(Records supplied begins)

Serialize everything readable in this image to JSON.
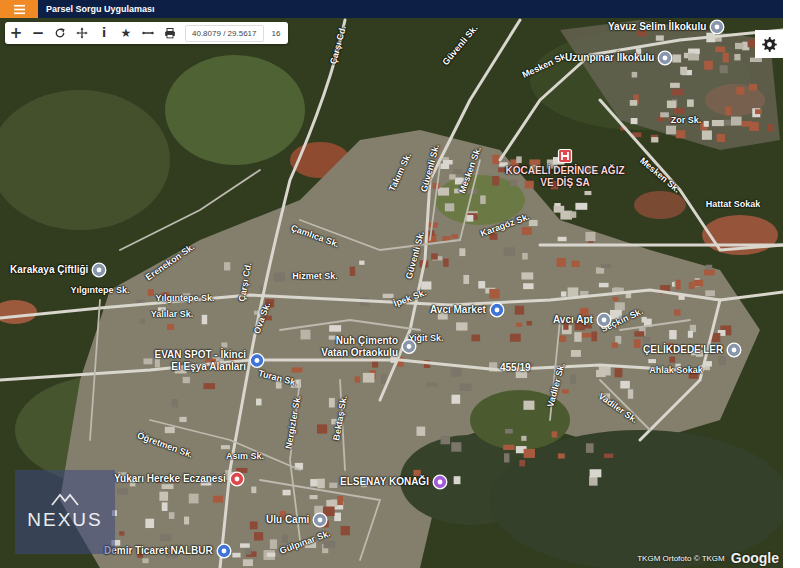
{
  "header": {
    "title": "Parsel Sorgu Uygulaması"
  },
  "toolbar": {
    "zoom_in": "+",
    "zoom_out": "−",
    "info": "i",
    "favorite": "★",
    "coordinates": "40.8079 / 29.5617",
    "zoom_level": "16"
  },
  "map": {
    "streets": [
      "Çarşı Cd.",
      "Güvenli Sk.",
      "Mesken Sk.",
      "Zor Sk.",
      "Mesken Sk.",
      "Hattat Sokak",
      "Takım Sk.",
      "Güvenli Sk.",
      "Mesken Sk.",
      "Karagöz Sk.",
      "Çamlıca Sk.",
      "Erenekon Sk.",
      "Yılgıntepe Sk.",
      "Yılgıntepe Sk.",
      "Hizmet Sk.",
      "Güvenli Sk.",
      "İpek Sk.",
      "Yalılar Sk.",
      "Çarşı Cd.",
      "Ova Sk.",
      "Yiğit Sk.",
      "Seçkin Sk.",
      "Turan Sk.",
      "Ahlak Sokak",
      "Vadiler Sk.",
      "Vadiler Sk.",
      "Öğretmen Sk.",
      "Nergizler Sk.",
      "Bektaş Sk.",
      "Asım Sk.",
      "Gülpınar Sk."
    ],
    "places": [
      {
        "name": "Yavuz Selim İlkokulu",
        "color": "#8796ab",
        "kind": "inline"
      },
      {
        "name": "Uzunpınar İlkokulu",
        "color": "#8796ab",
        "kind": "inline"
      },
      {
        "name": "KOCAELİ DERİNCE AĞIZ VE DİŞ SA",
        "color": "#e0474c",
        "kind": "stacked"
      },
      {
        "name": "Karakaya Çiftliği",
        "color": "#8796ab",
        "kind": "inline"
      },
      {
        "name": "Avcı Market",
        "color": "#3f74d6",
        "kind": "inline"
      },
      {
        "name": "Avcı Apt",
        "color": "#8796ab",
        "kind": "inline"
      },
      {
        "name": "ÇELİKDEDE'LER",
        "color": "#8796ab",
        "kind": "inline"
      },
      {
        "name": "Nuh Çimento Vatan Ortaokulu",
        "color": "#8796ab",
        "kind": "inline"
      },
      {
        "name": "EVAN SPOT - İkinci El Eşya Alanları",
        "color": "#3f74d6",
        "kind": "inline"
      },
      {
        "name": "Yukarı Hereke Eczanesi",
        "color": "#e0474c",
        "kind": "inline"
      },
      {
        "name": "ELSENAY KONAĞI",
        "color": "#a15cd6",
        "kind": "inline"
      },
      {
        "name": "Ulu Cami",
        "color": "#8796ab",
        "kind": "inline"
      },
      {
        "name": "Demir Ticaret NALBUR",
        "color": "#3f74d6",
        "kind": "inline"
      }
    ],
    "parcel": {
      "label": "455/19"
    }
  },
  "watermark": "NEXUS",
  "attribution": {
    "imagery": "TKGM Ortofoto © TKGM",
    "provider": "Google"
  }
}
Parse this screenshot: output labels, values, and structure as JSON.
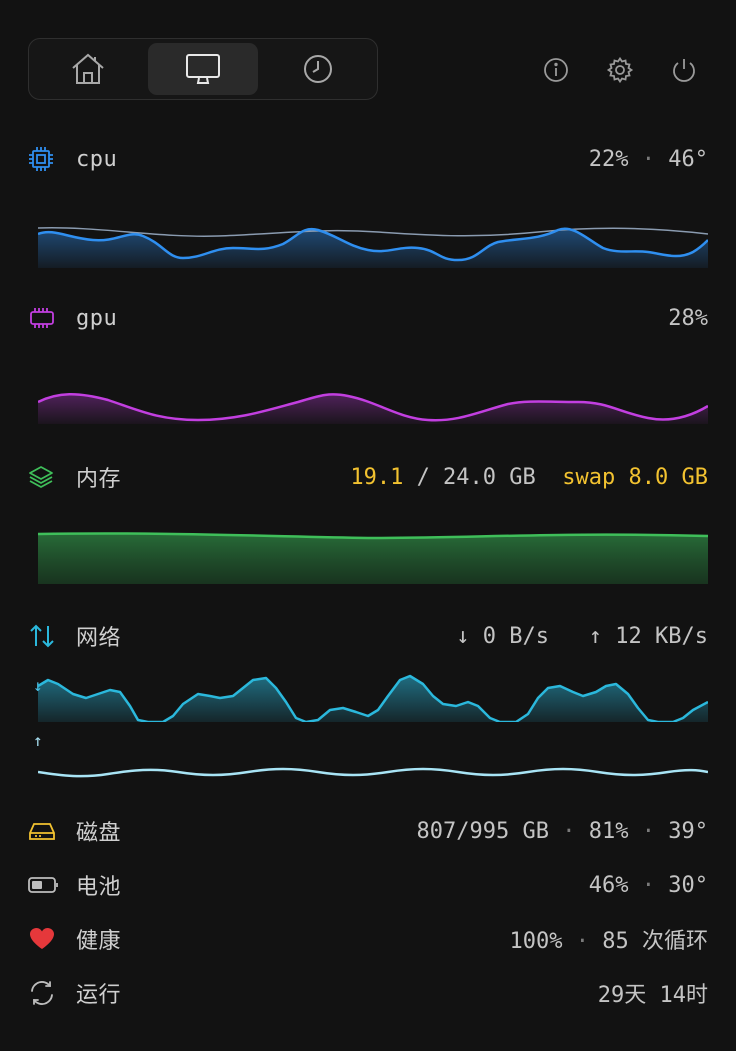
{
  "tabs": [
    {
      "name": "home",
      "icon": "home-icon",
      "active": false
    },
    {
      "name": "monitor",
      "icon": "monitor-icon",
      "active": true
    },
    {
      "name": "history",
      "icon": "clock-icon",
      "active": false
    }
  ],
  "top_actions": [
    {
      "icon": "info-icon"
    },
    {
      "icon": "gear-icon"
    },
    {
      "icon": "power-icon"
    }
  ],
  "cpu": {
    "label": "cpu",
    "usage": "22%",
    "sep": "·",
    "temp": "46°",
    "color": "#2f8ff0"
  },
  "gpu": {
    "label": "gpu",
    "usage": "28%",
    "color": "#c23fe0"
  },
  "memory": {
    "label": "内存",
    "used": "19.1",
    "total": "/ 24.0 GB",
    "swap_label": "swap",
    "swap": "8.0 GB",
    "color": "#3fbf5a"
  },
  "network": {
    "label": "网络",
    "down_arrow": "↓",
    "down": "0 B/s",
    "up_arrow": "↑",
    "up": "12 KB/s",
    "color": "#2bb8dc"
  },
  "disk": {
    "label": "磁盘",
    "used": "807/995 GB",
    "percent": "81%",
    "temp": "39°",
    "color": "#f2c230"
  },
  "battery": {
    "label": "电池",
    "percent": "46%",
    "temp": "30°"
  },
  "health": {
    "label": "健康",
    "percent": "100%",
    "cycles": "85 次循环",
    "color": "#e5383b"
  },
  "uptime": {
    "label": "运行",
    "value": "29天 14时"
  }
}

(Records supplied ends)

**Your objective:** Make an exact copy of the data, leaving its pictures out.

**Written answer:**
Serialize everything readable in this image to JSON.
{
  "header": {
    "title": "Parsel Sorgu Uygulaması"
  },
  "toolbar": {
    "zoom_in": "+",
    "zoom_out": "−",
    "info": "i",
    "favorite": "★",
    "coordinates": "40.8079 / 29.5617",
    "zoom_level": "16"
  },
  "map": {
    "streets": [
      "Çarşı Cd.",
      "Güvenli Sk.",
      "Mesken Sk.",
      "Zor Sk.",
      "Mesken Sk.",
      "Hattat Sokak",
      "Takım Sk.",
      "Güvenli Sk.",
      "Mesken Sk.",
      "Karagöz Sk.",
      "Çamlıca Sk.",
      "Erenekon Sk.",
      "Yılgıntepe Sk.",
      "Yılgıntepe Sk.",
      "Hizmet Sk.",
      "Güvenli Sk.",
      "İpek Sk.",
      "Yalılar Sk.",
      "Çarşı Cd.",
      "Ova Sk.",
      "Yiğit Sk.",
      "Seçkin Sk.",
      "Turan Sk.",
      "Ahlak Sokak",
      "Vadiler Sk.",
      "Vadiler Sk.",
      "Öğretmen Sk.",
      "Nergizler Sk.",
      "Bektaş Sk.",
      "Asım Sk.",
      "Gülpınar Sk."
    ],
    "places": [
      {
        "name": "Yavuz Selim İlkokulu",
        "color": "#8796ab",
        "kind": "inline"
      },
      {
        "name": "Uzunpınar İlkokulu",
        "color": "#8796ab",
        "kind": "inline"
      },
      {
        "name": "KOCAELİ DERİNCE AĞIZ VE DİŞ SA",
        "color": "#e0474c",
        "kind": "stacked"
      },
      {
        "name": "Karakaya Çiftliği",
        "color": "#8796ab",
        "kind": "inline"
      },
      {
        "name": "Avcı Market",
        "color": "#3f74d6",
        "kind": "inline"
      },
      {
        "name": "Avcı Apt",
        "color": "#8796ab",
        "kind": "inline"
      },
      {
        "name": "ÇELİKDEDE'LER",
        "color": "#8796ab",
        "kind": "inline"
      },
      {
        "name": "Nuh Çimento Vatan Ortaokulu",
        "color": "#8796ab",
        "kind": "inline"
      },
      {
        "name": "EVAN SPOT - İkinci El Eşya Alanları",
        "color": "#3f74d6",
        "kind": "inline"
      },
      {
        "name": "Yukarı Hereke Eczanesi",
        "color": "#e0474c",
        "kind": "inline"
      },
      {
        "name": "ELSENAY KONAĞI",
        "color": "#a15cd6",
        "kind": "inline"
      },
      {
        "name": "Ulu Cami",
        "color": "#8796ab",
        "kind": "inline"
      },
      {
        "name": "Demir Ticaret NALBUR",
        "color": "#3f74d6",
        "kind": "inline"
      }
    ],
    "parcel": {
      "label": "455/19"
    }
  },
  "watermark": "NEXUS",
  "attribution": {
    "imagery": "TKGM Ortofoto © TKGM",
    "provider": "Google"
  }
}
Parse this screenshot: output labels, values, and structure as JSON.
{
  "tabs": [
    {
      "name": "home",
      "icon": "home-icon",
      "active": false
    },
    {
      "name": "monitor",
      "icon": "monitor-icon",
      "active": true
    },
    {
      "name": "history",
      "icon": "clock-icon",
      "active": false
    }
  ],
  "top_actions": [
    {
      "icon": "info-icon"
    },
    {
      "icon": "gear-icon"
    },
    {
      "icon": "power-icon"
    }
  ],
  "cpu": {
    "label": "cpu",
    "usage": "22%",
    "sep": "·",
    "temp": "46°",
    "color": "#2f8ff0"
  },
  "gpu": {
    "label": "gpu",
    "usage": "28%",
    "color": "#c23fe0"
  },
  "memory": {
    "label": "内存",
    "used": "19.1",
    "total": "/ 24.0 GB",
    "swap_label": "swap",
    "swap": "8.0 GB",
    "color": "#3fbf5a"
  },
  "network": {
    "label": "网络",
    "down_arrow": "↓",
    "down": "0 B/s",
    "up_arrow": "↑",
    "up": "12 KB/s",
    "color": "#2bb8dc"
  },
  "disk": {
    "label": "磁盘",
    "used": "807/995 GB",
    "percent": "81%",
    "temp": "39°",
    "color": "#f2c230"
  },
  "battery": {
    "label": "电池",
    "percent": "46%",
    "temp": "30°"
  },
  "health": {
    "label": "健康",
    "percent": "100%",
    "cycles": "85 次循环",
    "color": "#e5383b"
  },
  "uptime": {
    "label": "运行",
    "value": "29天 14时"
  }
}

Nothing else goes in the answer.